Entries supplied —

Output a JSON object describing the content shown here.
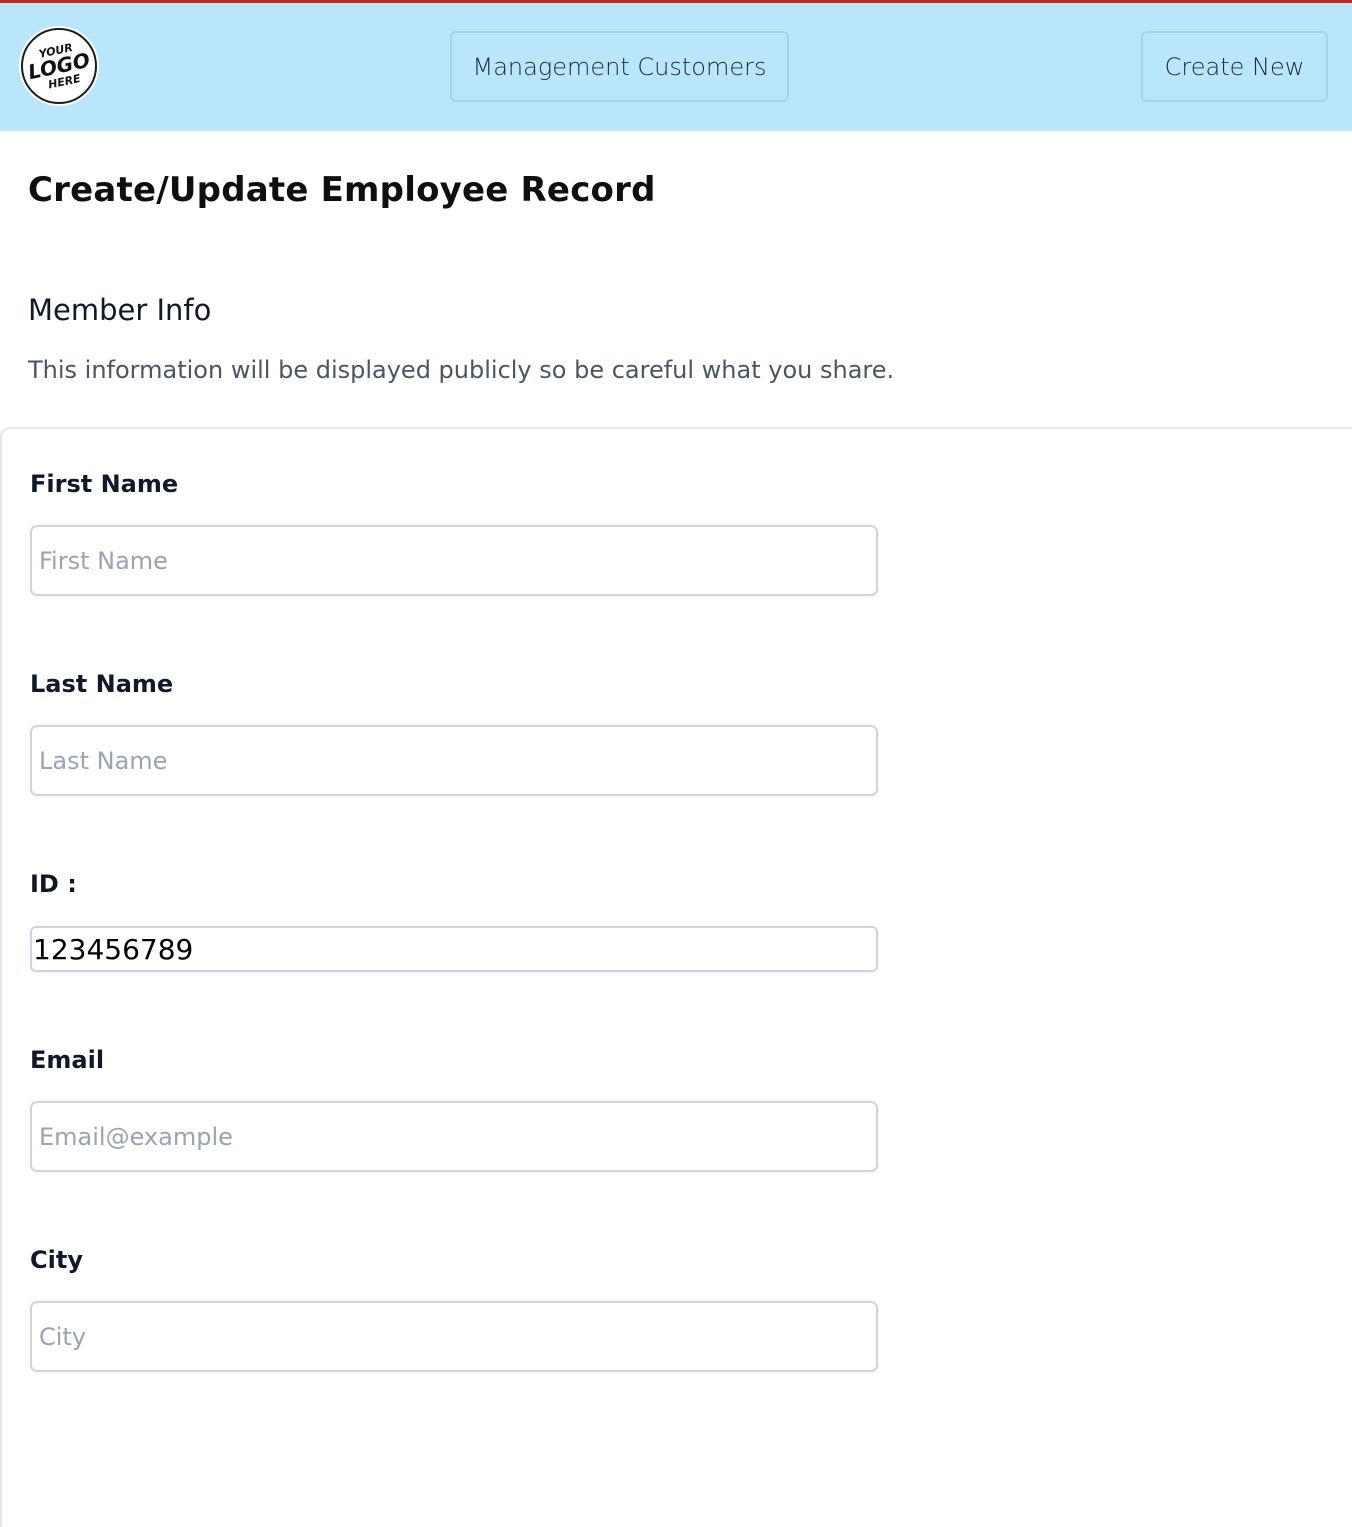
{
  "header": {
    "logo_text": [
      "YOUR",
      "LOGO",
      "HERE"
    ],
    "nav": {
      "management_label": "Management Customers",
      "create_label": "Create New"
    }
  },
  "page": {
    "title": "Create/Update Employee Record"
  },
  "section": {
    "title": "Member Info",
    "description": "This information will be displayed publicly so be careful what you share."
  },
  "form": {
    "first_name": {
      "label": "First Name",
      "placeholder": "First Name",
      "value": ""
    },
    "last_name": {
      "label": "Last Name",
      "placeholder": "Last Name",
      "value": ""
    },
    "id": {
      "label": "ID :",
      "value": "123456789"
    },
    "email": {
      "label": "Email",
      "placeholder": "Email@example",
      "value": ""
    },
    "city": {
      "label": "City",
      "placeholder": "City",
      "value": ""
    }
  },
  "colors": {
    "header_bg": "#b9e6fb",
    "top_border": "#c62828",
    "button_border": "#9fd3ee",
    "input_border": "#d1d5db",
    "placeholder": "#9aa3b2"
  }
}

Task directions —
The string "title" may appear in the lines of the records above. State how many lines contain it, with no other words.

Response to this task —
2